If the earthquake is the most thrilling event of Emily’s life, the death of a pet cat is soon to be the most terrible. The next evening, back home, a hurricane strikes the island. While the house shakes under the force of wind and rain, Tabby streaks through the house and dashes out into the storm pursued by a pack of wild jungle cats. That night, the house and the surrounding countryside are blown flat, but to the children the destruction is nothing compared with the mystery of Tabby’s horrible fate.
Mr. and Mrs. Bas-Thornton have no way of knowing what is passing through the children’s minds. Fearing that the hurricane must have been a shock to them, the parents reluctantly decide to send them back to England to school. They and the Fernandez children are shortly put aboard the Clorinda, in care of Captain James Marpole.
Pirates board the vessel off the Cuban coast. The Clorinda’s stores and valuables are seized, and the children are removed to the marauder for their supper. Captain Marpole, mistaking efforts to return the children for the splash of bodies thrown overboard, leaves the scene under full sail. Later, he writes the Bas-Thorntons that the pirates callously murdered the children. Actually, Captain Jonsen, leader of the pirate crew, is surprised to find himself the custodian of seven young travelers.

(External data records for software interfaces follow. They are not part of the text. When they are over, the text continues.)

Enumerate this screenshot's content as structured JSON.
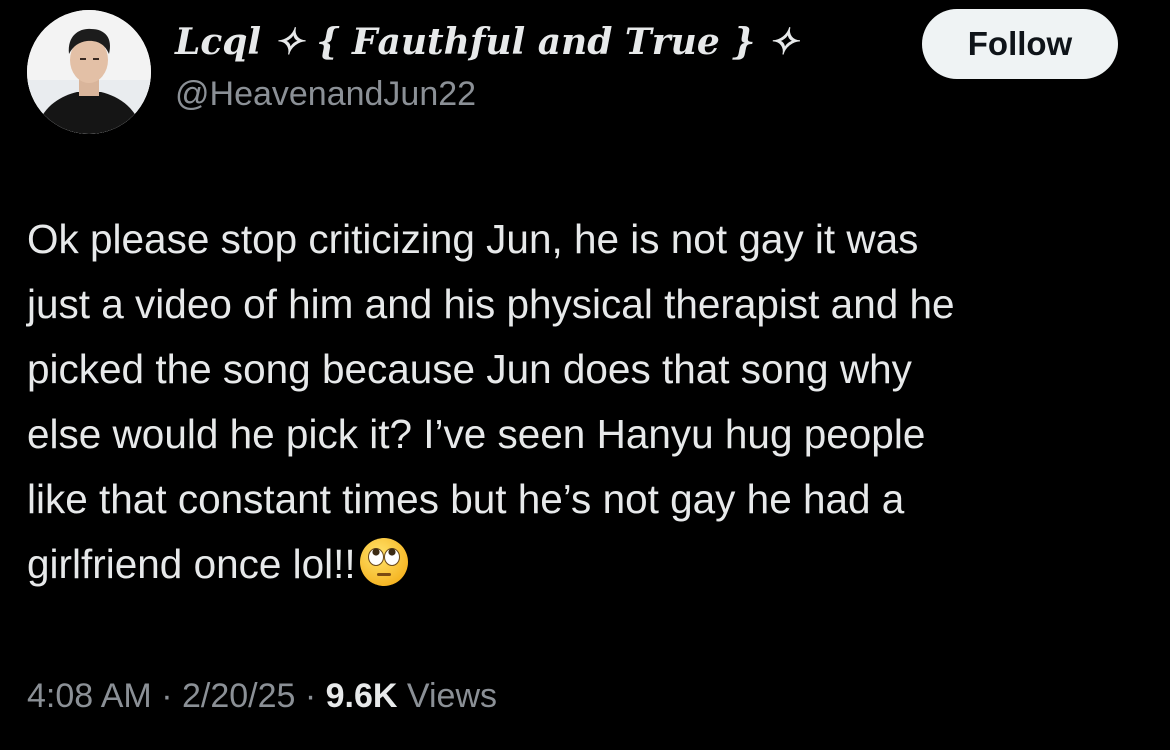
{
  "author": {
    "display_name": "Lcql ✧ { 𝑭𝒂𝒖𝒕𝒉𝒇𝒖𝒍 𝒂𝒏𝒅 𝑻𝒓𝒖𝒆 } ✧",
    "handle": "@HeavenandJun22",
    "avatar_icon": "profile-photo-avatar"
  },
  "follow_button": {
    "label": "Follow"
  },
  "tweet": {
    "lines": [
      "Ok please stop criticizing Jun, he is not gay it was",
      "just a video of him and his physical therapist and he",
      "picked the song because Jun does that song why",
      "else would he pick it? I’ve seen Hanyu hug people",
      "like that constant times but he’s not gay he had a",
      "girlfriend once lol!!"
    ],
    "trailing_emoji": "face-with-rolling-eyes-icon"
  },
  "meta": {
    "time": "4:08 AM",
    "separator": " · ",
    "date": "2/20/25",
    "views_count": "9.6K",
    "views_label": " Views"
  },
  "colors": {
    "background": "#000000",
    "text_primary": "#e7e9ea",
    "text_secondary": "#8b9096",
    "button_background": "#eff3f4",
    "button_text": "#0f1419"
  }
}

The pirate ship goes to Santa Lucia, Cuba, where the Clorinda’s cargo is auctioned off. While playing there, Emily’s older brother John falls forty feet to his death from a warehouse doorway. The pirate ship presently puts to sea with the surviving children.
For weeks, the pirate ship sails aimlessly over the ocean in search of booty. The children are allowed to do much as they please and to amuse themselves with two pigs and a monkey that the vessel carries. Emily begins to be aware of her identity as a separate personality; the shipboard life that she accepted unquestioningly at first begins to disturb her. One night, Captain Jonsen comes into the children’s quarters in a drunken state. When he tries to stroke Emily’s hair, she bites his thumb. Margaret, more mature, is sick after the incident, but a few days later, she goes to the captain’s cabin to live. From that time on, she avoids the other children.
(The entire section is 1203 words.)